TASK DESCRIPTION: Below are some records: retype them all exactly, but not the pictures.

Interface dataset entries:
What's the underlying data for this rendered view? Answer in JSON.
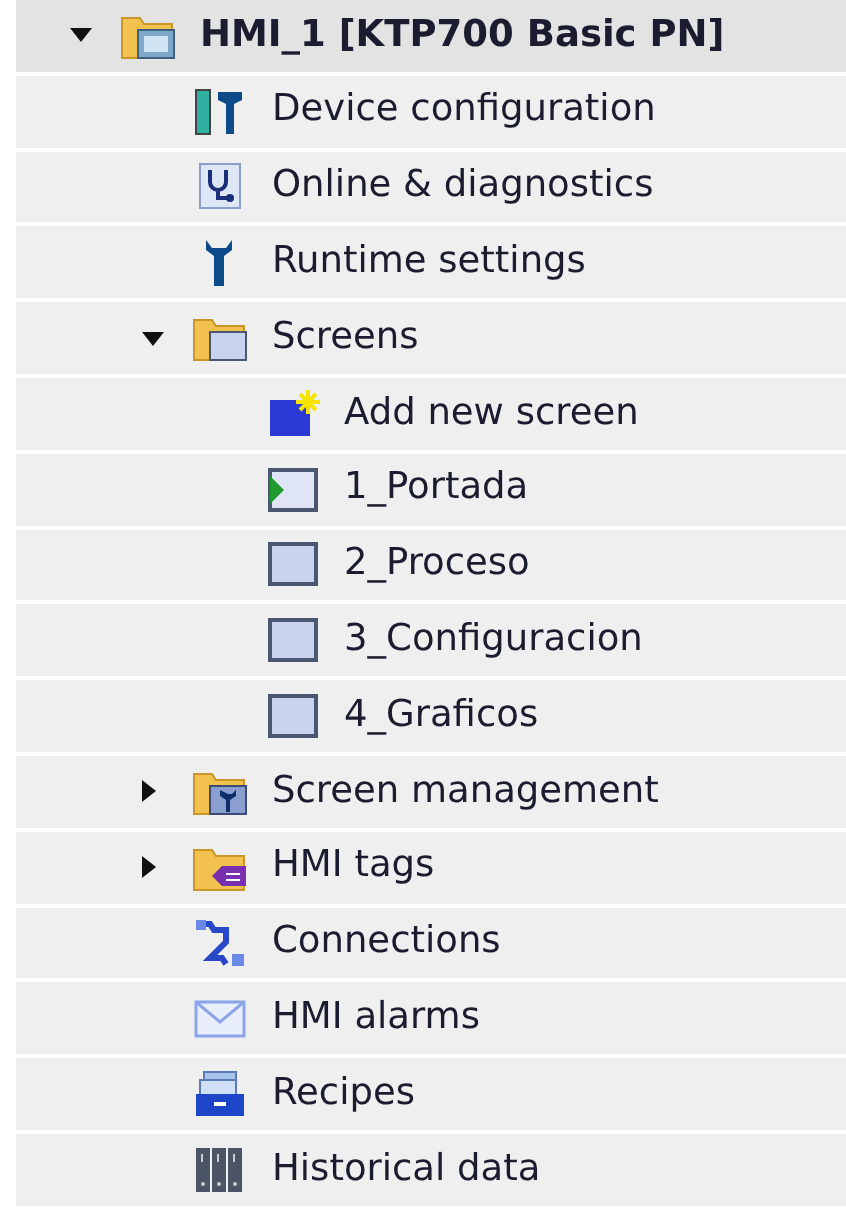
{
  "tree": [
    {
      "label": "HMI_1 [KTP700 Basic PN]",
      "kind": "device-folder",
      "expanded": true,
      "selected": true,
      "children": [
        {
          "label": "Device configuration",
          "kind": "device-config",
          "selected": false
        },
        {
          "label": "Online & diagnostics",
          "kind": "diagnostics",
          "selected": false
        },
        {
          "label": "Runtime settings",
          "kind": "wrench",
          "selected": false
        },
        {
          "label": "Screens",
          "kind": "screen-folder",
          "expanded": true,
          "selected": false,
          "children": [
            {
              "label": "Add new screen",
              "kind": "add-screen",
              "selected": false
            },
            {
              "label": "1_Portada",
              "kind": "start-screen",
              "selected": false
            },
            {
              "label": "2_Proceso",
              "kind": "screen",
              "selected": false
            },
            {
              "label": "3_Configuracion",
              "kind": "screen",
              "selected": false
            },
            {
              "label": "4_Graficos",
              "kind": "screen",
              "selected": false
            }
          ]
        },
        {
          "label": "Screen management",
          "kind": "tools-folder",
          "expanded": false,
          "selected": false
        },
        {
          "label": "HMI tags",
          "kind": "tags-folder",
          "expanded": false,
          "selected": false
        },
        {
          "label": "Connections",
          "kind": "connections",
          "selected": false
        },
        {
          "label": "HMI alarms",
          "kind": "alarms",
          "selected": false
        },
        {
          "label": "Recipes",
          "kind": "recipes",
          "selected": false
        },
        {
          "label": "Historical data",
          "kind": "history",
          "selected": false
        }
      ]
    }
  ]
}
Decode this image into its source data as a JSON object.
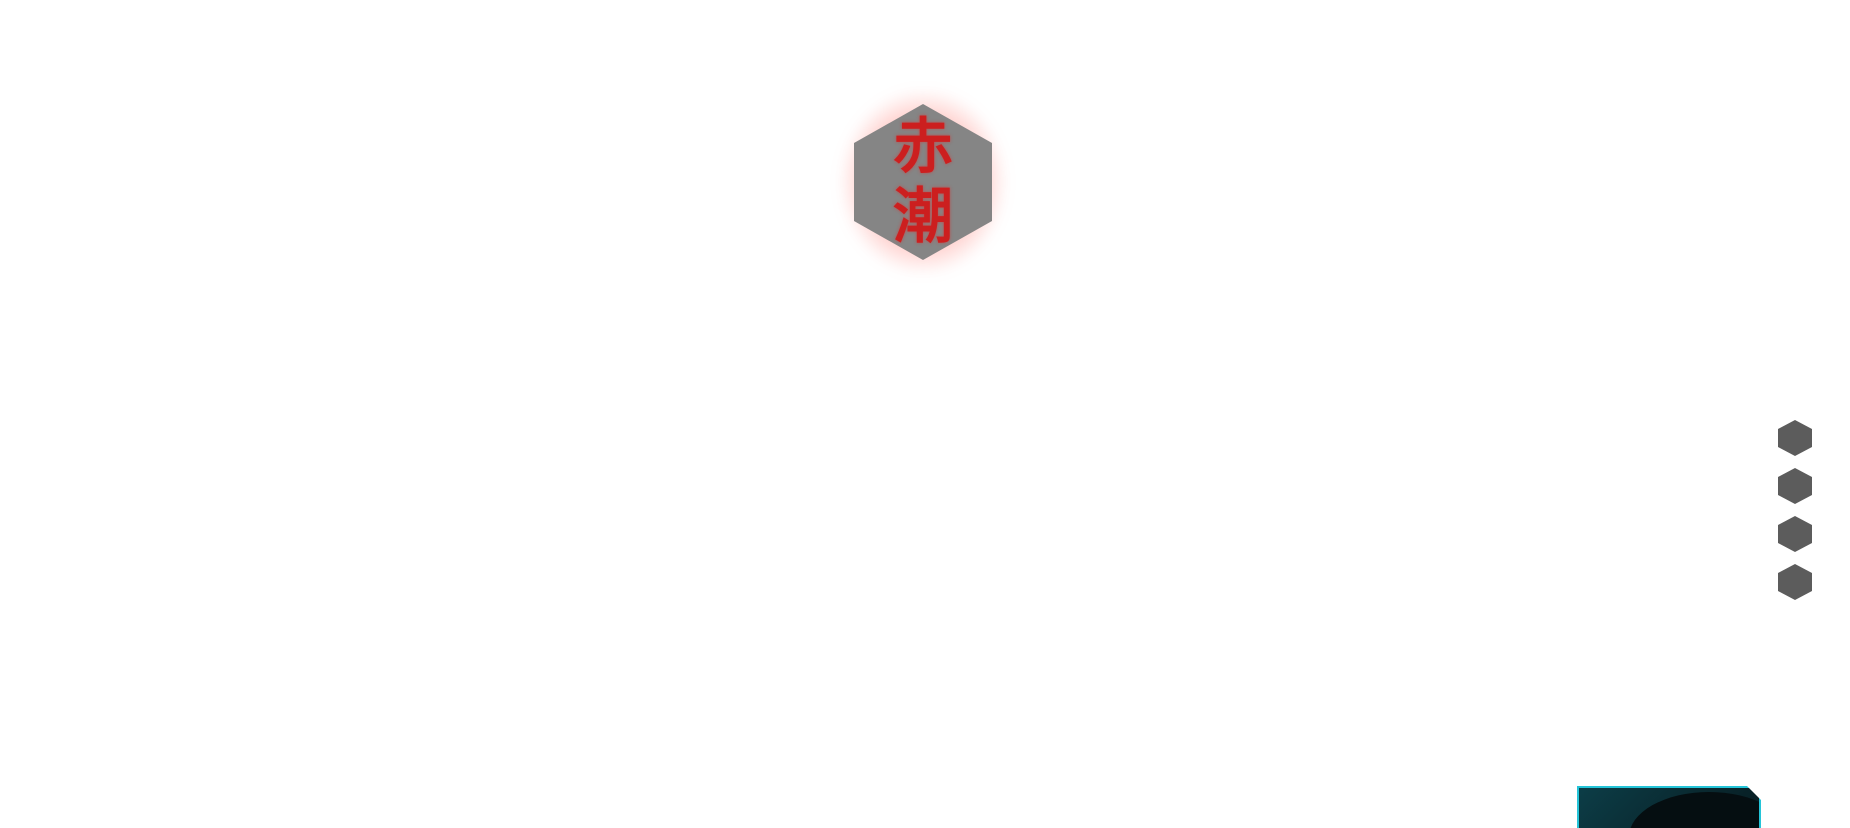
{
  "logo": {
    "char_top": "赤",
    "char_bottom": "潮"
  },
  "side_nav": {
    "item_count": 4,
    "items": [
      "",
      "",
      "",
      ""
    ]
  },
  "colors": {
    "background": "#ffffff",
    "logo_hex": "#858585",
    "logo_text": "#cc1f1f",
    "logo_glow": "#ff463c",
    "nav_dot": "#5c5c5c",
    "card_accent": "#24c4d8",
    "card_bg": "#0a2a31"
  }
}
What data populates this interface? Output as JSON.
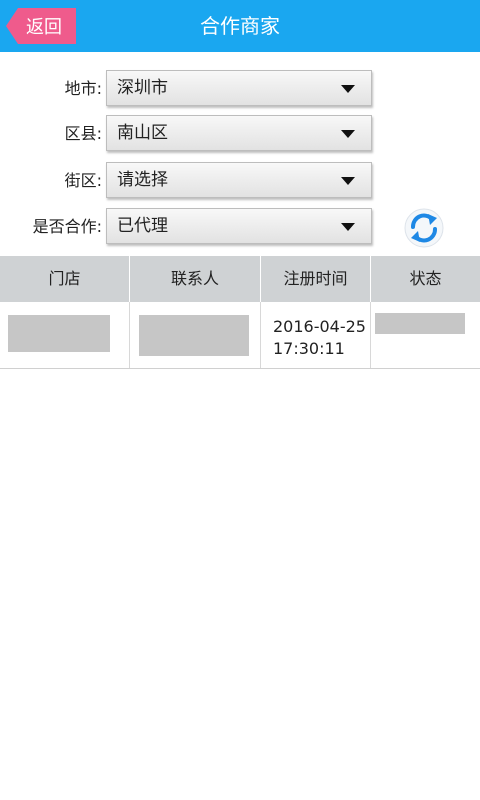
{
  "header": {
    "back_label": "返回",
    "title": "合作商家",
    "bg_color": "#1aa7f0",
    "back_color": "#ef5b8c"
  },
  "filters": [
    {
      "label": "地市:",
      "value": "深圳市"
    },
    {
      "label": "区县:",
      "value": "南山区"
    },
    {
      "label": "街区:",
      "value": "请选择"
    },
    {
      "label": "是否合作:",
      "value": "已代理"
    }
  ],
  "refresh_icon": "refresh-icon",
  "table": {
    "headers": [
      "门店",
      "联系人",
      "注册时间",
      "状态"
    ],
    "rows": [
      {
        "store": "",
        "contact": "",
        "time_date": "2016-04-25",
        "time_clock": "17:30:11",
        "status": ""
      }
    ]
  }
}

RESPONSE FOR THIS EXERCISE:
What's the underlying data for this rendered view? Answer in JSON.
{
  "tree": [
    {
      "label": "HMI_1 [KTP700 Basic PN]",
      "kind": "device-folder",
      "expanded": true,
      "selected": true,
      "children": [
        {
          "label": "Device configuration",
          "kind": "device-config",
          "selected": false
        },
        {
          "label": "Online & diagnostics",
          "kind": "diagnostics",
          "selected": false
        },
        {
          "label": "Runtime settings",
          "kind": "wrench",
          "selected": false
        },
        {
          "label": "Screens",
          "kind": "screen-folder",
          "expanded": true,
          "selected": false,
          "children": [
            {
              "label": "Add new screen",
              "kind": "add-screen",
              "selected": false
            },
            {
              "label": "1_Portada",
              "kind": "start-screen",
              "selected": false
            },
            {
              "label": "2_Proceso",
              "kind": "screen",
              "selected": false
            },
            {
              "label": "3_Configuracion",
              "kind": "screen",
              "selected": false
            },
            {
              "label": "4_Graficos",
              "kind": "screen",
              "selected": false
            }
          ]
        },
        {
          "label": "Screen management",
          "kind": "tools-folder",
          "expanded": false,
          "selected": false
        },
        {
          "label": "HMI tags",
          "kind": "tags-folder",
          "expanded": false,
          "selected": false
        },
        {
          "label": "Connections",
          "kind": "connections",
          "selected": false
        },
        {
          "label": "HMI alarms",
          "kind": "alarms",
          "selected": false
        },
        {
          "label": "Recipes",
          "kind": "recipes",
          "selected": false
        },
        {
          "label": "Historical data",
          "kind": "history",
          "selected": false
        }
      ]
    }
  ]
}
Decode this image into its source data as a JSON object.
{
  "logo": {
    "char_top": "赤",
    "char_bottom": "潮"
  },
  "side_nav": {
    "item_count": 4,
    "items": [
      "",
      "",
      "",
      ""
    ]
  },
  "colors": {
    "background": "#ffffff",
    "logo_hex": "#858585",
    "logo_text": "#cc1f1f",
    "logo_glow": "#ff463c",
    "nav_dot": "#5c5c5c",
    "card_accent": "#24c4d8",
    "card_bg": "#0a2a31"
  }
}
What data populates this interface? Output as JSON.
{
  "header": {
    "back_label": "返回",
    "title": "合作商家",
    "bg_color": "#1aa7f0",
    "back_color": "#ef5b8c"
  },
  "filters": [
    {
      "label": "地市:",
      "value": "深圳市"
    },
    {
      "label": "区县:",
      "value": "南山区"
    },
    {
      "label": "街区:",
      "value": "请选择"
    },
    {
      "label": "是否合作:",
      "value": "已代理"
    }
  ],
  "refresh_icon": "refresh-icon",
  "table": {
    "headers": [
      "门店",
      "联系人",
      "注册时间",
      "状态"
    ],
    "rows": [
      {
        "store": "",
        "contact": "",
        "time_date": "2016-04-25",
        "time_clock": "17:30:11",
        "status": ""
      }
    ]
  }
}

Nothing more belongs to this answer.